many partners as men” (Small 122). Culturally, men controls women’s interest in
sex by educating them to be silent and passive on the topic of sex. For
instance, the statistics from one night stand can be interpreted as the result
of safety concern from women. Going out with one who one barely knows, a girl
takes the risk of possible harm including “rape, murder and injury” (Small
122). Such conception is imposed on women since they are born. Therefore, the
less interest in sex may be a result of a lack of reproductive need or a
cultural influence on women. When selecting mates, a difference in interest
also exists between men and women. In general, women tend more to find men with
power and status, while men tend to mate with young women. The difference in
mate choice, from the biological viewpoint, is the result of different
reproductive function: women need reliable resource for rearing infants; while
men need to guarantee the success dissemination of his genes, in which case
fertility is the priority (Small 129). From a cultural standpoint, women are
culturally forced to want high socio-status men. As power has long been denied
to women, to gain the best resource for infants, women have to rely on men with
high social status——not because their biology dictates them to find powerful
men, but because society denies their access to gain resource by themselves
(Small 130).

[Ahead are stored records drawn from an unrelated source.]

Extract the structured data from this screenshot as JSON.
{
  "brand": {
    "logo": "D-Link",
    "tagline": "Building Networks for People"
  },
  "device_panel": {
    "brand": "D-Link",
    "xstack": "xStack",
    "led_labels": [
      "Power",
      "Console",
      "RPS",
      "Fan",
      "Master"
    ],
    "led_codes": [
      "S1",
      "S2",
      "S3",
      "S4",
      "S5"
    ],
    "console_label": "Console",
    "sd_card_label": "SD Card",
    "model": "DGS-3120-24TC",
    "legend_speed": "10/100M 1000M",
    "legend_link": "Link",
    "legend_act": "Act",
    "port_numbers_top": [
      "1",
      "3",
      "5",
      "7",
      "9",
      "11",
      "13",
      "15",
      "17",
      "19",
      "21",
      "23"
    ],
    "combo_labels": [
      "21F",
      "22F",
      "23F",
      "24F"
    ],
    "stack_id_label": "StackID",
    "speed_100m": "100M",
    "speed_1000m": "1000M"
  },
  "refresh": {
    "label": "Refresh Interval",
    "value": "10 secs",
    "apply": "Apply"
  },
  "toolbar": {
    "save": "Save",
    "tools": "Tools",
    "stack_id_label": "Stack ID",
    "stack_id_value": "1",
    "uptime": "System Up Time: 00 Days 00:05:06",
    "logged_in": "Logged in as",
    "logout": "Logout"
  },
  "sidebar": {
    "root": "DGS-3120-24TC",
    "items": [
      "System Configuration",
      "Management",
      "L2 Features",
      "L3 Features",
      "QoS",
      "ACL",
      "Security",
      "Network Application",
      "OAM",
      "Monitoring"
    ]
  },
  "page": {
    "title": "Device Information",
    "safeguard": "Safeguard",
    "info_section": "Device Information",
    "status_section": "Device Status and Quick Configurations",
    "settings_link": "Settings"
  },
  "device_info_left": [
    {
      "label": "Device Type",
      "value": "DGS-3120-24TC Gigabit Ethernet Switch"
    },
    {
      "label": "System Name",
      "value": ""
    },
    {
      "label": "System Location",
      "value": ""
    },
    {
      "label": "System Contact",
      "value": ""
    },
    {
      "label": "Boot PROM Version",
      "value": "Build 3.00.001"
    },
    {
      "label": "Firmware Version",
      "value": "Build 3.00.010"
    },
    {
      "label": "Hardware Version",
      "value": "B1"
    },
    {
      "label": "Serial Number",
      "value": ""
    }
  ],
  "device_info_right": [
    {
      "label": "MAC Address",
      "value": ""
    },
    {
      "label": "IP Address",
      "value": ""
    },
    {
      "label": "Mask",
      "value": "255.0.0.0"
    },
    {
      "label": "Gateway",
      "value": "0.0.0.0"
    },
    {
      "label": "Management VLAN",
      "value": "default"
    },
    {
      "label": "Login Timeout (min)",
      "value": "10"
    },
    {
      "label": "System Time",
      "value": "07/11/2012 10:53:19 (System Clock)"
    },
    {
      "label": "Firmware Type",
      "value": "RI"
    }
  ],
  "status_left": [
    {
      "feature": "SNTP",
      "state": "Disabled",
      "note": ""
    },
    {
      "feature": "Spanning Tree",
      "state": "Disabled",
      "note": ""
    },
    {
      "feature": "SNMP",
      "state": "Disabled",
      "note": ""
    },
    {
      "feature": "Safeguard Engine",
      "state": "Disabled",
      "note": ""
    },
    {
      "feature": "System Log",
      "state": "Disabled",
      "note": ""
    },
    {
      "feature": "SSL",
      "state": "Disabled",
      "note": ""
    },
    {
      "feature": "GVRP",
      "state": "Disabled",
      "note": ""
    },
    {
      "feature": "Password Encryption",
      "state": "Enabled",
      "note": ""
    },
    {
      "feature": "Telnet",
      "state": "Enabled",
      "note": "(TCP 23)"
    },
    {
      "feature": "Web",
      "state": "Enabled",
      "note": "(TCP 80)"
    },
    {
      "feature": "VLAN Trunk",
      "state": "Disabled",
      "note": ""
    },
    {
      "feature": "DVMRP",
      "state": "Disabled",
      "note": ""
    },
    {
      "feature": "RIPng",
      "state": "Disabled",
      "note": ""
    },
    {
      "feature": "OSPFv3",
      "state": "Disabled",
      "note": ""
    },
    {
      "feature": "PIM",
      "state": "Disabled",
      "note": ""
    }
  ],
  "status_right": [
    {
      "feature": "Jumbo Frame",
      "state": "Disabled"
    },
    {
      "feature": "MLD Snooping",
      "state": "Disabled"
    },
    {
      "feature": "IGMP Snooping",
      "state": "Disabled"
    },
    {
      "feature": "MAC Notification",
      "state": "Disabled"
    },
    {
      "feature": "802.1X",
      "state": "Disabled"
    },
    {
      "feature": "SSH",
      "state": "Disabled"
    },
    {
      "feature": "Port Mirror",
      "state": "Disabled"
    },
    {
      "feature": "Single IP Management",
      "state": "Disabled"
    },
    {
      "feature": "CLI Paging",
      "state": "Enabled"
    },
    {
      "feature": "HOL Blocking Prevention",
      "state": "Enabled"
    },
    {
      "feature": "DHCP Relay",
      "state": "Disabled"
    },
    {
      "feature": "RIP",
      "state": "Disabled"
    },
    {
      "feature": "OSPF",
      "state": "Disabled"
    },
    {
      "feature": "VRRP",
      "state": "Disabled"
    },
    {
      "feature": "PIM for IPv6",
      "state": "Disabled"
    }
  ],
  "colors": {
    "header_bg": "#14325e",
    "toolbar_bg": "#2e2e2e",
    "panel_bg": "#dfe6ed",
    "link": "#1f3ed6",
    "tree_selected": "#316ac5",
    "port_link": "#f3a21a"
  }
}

            Through
the book, Small presents and analyzes both biological and social reasons for
humans mating choice. When mating and reproduction are considered, Small
believes that love is not always a main factor leading to them. But by saying “For Tim, Because Love Has Something To Do With It” (Small
3), Small implies that even though the other marriages might not be the result
of love, her relationship to Tim is a result of love (Small 208). It is true
that Small dedicates most of the book to biological analysis of differences in
sexuality between men and women, but usually she suggests a variety of factors
that play a role in these differences. According to her belief, sex is complex,
which can be hardly ascribed to one single reason: myriad of elements including
“our genes, our particular evolutionary background, our specific body shape and
chemistry, and our individual psyche” dictates our sexuality (Small 209).
Therefore, by the saying, she recognizes that love is one of the reasons of her
sexual behavior, but she also acknowledges sexual behavior a intertwinement of
a lot of other complex elements.  

 

 

 

Work Cited

Small, Meredith F. What’s Love Got
to Do with It? Anchor, Aug. 1995.